I take my ironing to Martha and she calls when it's finished. We've never really had the chance to chat other than, "Hello, thank you and good-bye" pleasantries. But the other day, when Martha called and told me, "Your order is ready. You can come pick it up," there was a long pause and then she boldly said, "It was sad around here yesterday. I was outside trimming hedges with my son. We didn't realize my dog had got outside and had crossed to the other side of the street and when I heard a loud yelp, I was screaming for my son. My dog was hit by a car and died. I guess all we can do is keep going, huh?"
I was crying, Martha was crying.

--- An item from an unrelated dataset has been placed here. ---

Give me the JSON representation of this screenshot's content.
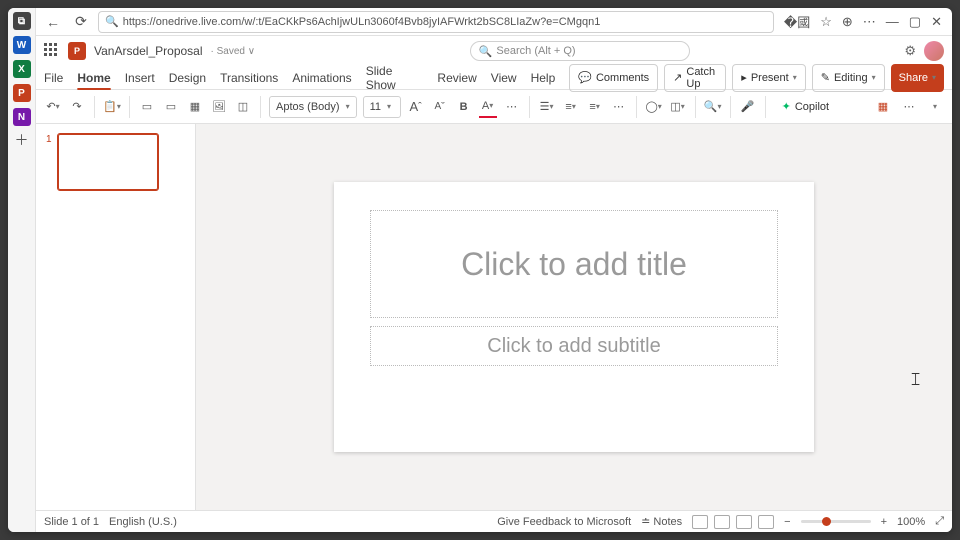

Being brave and telling people you have a broken heart, most people are inclined not to say anything to anyone, because the room will go silent. The person you're talking to will probably be at a loss for words. Things could get uncomfortable, but not for Martha. It helped Martha grieve to tell me the story. I felt privileged that she told me about her little dog and the ache in her heart, even though it made me sad.
Martha needed to tell the story and I needed to hear it.
Thanks for reading with me. It's so good to read with friends.